## What is being asked
Each record has to be repeated exactly as given.

Collection entries:
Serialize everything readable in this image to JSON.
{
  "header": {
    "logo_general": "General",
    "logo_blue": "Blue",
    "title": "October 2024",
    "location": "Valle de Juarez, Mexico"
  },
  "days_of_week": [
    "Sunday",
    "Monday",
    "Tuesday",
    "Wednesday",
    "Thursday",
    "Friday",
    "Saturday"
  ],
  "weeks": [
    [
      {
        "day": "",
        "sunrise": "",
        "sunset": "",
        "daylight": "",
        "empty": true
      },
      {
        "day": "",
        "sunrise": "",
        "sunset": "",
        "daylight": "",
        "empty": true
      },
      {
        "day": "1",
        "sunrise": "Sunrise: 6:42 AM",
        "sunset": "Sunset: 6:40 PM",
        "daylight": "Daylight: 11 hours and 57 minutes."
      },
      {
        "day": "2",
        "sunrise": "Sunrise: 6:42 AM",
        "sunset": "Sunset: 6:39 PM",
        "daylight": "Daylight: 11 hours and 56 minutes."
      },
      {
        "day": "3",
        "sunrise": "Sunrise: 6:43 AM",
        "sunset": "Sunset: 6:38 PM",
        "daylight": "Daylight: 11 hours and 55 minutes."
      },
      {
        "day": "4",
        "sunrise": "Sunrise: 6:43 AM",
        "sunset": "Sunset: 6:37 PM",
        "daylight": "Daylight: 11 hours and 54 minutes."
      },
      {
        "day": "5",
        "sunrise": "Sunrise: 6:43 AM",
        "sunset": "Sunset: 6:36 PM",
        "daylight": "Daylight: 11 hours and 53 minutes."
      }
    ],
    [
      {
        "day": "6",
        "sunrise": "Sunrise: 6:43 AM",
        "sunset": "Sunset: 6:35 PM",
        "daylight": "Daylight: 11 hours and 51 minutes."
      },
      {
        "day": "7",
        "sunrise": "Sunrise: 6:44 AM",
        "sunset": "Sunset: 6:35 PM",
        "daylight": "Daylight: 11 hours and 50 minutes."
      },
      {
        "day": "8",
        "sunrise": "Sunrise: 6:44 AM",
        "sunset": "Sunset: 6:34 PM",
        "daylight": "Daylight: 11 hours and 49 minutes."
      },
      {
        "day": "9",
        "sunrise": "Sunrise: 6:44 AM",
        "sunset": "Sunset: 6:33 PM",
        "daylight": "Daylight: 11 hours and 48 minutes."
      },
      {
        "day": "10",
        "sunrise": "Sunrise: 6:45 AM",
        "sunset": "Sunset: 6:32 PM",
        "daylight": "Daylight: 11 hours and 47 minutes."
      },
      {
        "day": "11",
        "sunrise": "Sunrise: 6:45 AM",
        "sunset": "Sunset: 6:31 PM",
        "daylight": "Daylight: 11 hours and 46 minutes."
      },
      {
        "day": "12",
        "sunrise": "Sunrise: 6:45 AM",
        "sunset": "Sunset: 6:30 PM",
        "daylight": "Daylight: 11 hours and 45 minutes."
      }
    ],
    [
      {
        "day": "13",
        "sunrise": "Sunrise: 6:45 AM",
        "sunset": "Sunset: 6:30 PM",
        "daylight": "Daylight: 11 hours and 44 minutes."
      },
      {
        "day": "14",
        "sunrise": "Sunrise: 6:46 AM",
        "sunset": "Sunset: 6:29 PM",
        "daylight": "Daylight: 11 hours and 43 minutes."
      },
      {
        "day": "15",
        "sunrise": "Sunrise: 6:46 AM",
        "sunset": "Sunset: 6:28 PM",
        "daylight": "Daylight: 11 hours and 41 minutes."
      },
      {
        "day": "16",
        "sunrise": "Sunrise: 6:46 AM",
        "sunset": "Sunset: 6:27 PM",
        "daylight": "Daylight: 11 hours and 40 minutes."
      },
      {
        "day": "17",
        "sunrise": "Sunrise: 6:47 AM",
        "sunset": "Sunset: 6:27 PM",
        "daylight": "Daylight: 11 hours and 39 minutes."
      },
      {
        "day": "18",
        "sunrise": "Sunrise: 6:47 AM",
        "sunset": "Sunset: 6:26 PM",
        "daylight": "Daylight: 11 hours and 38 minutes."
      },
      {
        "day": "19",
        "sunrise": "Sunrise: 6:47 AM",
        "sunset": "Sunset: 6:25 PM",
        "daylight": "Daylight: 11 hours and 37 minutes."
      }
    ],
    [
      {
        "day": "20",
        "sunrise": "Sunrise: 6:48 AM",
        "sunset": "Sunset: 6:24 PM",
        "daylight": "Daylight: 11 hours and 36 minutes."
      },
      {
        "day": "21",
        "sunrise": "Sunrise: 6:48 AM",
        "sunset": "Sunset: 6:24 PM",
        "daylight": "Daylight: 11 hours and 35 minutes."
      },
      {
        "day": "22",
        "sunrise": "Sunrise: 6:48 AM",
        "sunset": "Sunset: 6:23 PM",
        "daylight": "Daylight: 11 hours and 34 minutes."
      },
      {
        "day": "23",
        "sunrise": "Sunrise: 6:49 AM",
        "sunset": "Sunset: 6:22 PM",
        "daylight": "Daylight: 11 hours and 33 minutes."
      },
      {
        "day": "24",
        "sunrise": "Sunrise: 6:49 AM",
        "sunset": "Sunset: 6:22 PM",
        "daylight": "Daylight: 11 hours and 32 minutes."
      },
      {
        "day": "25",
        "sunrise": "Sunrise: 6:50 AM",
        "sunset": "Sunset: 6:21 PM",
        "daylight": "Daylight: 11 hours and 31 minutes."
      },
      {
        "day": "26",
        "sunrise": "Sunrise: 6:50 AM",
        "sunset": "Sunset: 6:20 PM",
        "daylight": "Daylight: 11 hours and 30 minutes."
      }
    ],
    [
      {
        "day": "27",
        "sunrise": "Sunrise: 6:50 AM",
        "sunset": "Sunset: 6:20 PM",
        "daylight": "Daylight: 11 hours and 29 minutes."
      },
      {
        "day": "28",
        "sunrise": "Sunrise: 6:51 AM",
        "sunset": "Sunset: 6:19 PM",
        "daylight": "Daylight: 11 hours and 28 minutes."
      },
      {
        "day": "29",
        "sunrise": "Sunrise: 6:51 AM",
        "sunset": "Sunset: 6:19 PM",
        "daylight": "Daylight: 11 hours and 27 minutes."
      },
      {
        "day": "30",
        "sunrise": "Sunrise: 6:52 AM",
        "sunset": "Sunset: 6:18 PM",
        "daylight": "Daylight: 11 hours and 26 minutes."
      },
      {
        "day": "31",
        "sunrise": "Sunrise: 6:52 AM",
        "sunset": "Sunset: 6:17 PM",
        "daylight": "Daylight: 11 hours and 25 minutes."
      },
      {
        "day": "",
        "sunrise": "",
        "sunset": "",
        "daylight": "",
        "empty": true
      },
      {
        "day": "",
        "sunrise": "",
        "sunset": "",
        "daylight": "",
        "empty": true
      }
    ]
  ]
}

## Response to this task
Serialize everything readable in this image to JSON.
{
  "header": {
    "logo_general": "General",
    "logo_blue": "Blue",
    "title": "October 2024",
    "location": "Valle de Juarez, Mexico"
  },
  "days_of_week": [
    "Sunday",
    "Monday",
    "Tuesday",
    "Wednesday",
    "Thursday",
    "Friday",
    "Saturday"
  ],
  "weeks": [
    [
      {
        "day": "",
        "sunrise": "",
        "sunset": "",
        "daylight": "",
        "empty": true
      },
      {
        "day": "",
        "sunrise": "",
        "sunset": "",
        "daylight": "",
        "empty": true
      },
      {
        "day": "1",
        "sunrise": "Sunrise: 6:42 AM",
        "sunset": "Sunset: 6:40 PM",
        "daylight": "Daylight: 11 hours and 57 minutes."
      },
      {
        "day": "2",
        "sunrise": "Sunrise: 6:42 AM",
        "sunset": "Sunset: 6:39 PM",
        "daylight": "Daylight: 11 hours and 56 minutes."
      },
      {
        "day": "3",
        "sunrise": "Sunrise: 6:43 AM",
        "sunset": "Sunset: 6:38 PM",
        "daylight": "Daylight: 11 hours and 55 minutes."
      },
      {
        "day": "4",
        "sunrise": "Sunrise: 6:43 AM",
        "sunset": "Sunset: 6:37 PM",
        "daylight": "Daylight: 11 hours and 54 minutes."
      },
      {
        "day": "5",
        "sunrise": "Sunrise: 6:43 AM",
        "sunset": "Sunset: 6:36 PM",
        "daylight": "Daylight: 11 hours and 53 minutes."
      }
    ],
    [
      {
        "day": "6",
        "sunrise": "Sunrise: 6:43 AM",
        "sunset": "Sunset: 6:35 PM",
        "daylight": "Daylight: 11 hours and 51 minutes."
      },
      {
        "day": "7",
        "sunrise": "Sunrise: 6:44 AM",
        "sunset": "Sunset: 6:35 PM",
        "daylight": "Daylight: 11 hours and 50 minutes."
      },
      {
        "day": "8",
        "sunrise": "Sunrise: 6:44 AM",
        "sunset": "Sunset: 6:34 PM",
        "daylight": "Daylight: 11 hours and 49 minutes."
      },
      {
        "day": "9",
        "sunrise": "Sunrise: 6:44 AM",
        "sunset": "Sunset: 6:33 PM",
        "daylight": "Daylight: 11 hours and 48 minutes."
      },
      {
        "day": "10",
        "sunrise": "Sunrise: 6:45 AM",
        "sunset": "Sunset: 6:32 PM",
        "daylight": "Daylight: 11 hours and 47 minutes."
      },
      {
        "day": "11",
        "sunrise": "Sunrise: 6:45 AM",
        "sunset": "Sunset: 6:31 PM",
        "daylight": "Daylight: 11 hours and 46 minutes."
      },
      {
        "day": "12",
        "sunrise": "Sunrise: 6:45 AM",
        "sunset": "Sunset: 6:30 PM",
        "daylight": "Daylight: 11 hours and 45 minutes."
      }
    ],
    [
      {
        "day": "13",
        "sunrise": "Sunrise: 6:45 AM",
        "sunset": "Sunset: 6:30 PM",
        "daylight": "Daylight: 11 hours and 44 minutes."
      },
      {
        "day": "14",
        "sunrise": "Sunrise: 6:46 AM",
        "sunset": "Sunset: 6:29 PM",
        "daylight": "Daylight: 11 hours and 43 minutes."
      },
      {
        "day": "15",
        "sunrise": "Sunrise: 6:46 AM",
        "sunset": "Sunset: 6:28 PM",
        "daylight": "Daylight: 11 hours and 41 minutes."
      },
      {
        "day": "16",
        "sunrise": "Sunrise: 6:46 AM",
        "sunset": "Sunset: 6:27 PM",
        "daylight": "Daylight: 11 hours and 40 minutes."
      },
      {
        "day": "17",
        "sunrise": "Sunrise: 6:47 AM",
        "sunset": "Sunset: 6:27 PM",
        "daylight": "Daylight: 11 hours and 39 minutes."
      },
      {
        "day": "18",
        "sunrise": "Sunrise: 6:47 AM",
        "sunset": "Sunset: 6:26 PM",
        "daylight": "Daylight: 11 hours and 38 minutes."
      },
      {
        "day": "19",
        "sunrise": "Sunrise: 6:47 AM",
        "sunset": "Sunset: 6:25 PM",
        "daylight": "Daylight: 11 hours and 37 minutes."
      }
    ],
    [
      {
        "day": "20",
        "sunrise": "Sunrise: 6:48 AM",
        "sunset": "Sunset: 6:24 PM",
        "daylight": "Daylight: 11 hours and 36 minutes."
      },
      {
        "day": "21",
        "sunrise": "Sunrise: 6:48 AM",
        "sunset": "Sunset: 6:24 PM",
        "daylight": "Daylight: 11 hours and 35 minutes."
      },
      {
        "day": "22",
        "sunrise": "Sunrise: 6:48 AM",
        "sunset": "Sunset: 6:23 PM",
        "daylight": "Daylight: 11 hours and 34 minutes."
      },
      {
        "day": "23",
        "sunrise": "Sunrise: 6:49 AM",
        "sunset": "Sunset: 6:22 PM",
        "daylight": "Daylight: 11 hours and 33 minutes."
      },
      {
        "day": "24",
        "sunrise": "Sunrise: 6:49 AM",
        "sunset": "Sunset: 6:22 PM",
        "daylight": "Daylight: 11 hours and 32 minutes."
      },
      {
        "day": "25",
        "sunrise": "Sunrise: 6:50 AM",
        "sunset": "Sunset: 6:21 PM",
        "daylight": "Daylight: 11 hours and 31 minutes."
      },
      {
        "day": "26",
        "sunrise": "Sunrise: 6:50 AM",
        "sunset": "Sunset: 6:20 PM",
        "daylight": "Daylight: 11 hours and 30 minutes."
      }
    ],
    [
      {
        "day": "27",
        "sunrise": "Sunrise: 6:50 AM",
        "sunset": "Sunset: 6:20 PM",
        "daylight": "Daylight: 11 hours and 29 minutes."
      },
      {
        "day": "28",
        "sunrise": "Sunrise: 6:51 AM",
        "sunset": "Sunset: 6:19 PM",
        "daylight": "Daylight: 11 hours and 28 minutes."
      },
      {
        "day": "29",
        "sunrise": "Sunrise: 6:51 AM",
        "sunset": "Sunset: 6:19 PM",
        "daylight": "Daylight: 11 hours and 27 minutes."
      },
      {
        "day": "30",
        "sunrise": "Sunrise: 6:52 AM",
        "sunset": "Sunset: 6:18 PM",
        "daylight": "Daylight: 11 hours and 26 minutes."
      },
      {
        "day": "31",
        "sunrise": "Sunrise: 6:52 AM",
        "sunset": "Sunset: 6:17 PM",
        "daylight": "Daylight: 11 hours and 25 minutes."
      },
      {
        "day": "",
        "sunrise": "",
        "sunset": "",
        "daylight": "",
        "empty": true
      },
      {
        "day": "",
        "sunrise": "",
        "sunset": "",
        "daylight": "",
        "empty": true
      }
    ]
  ]
}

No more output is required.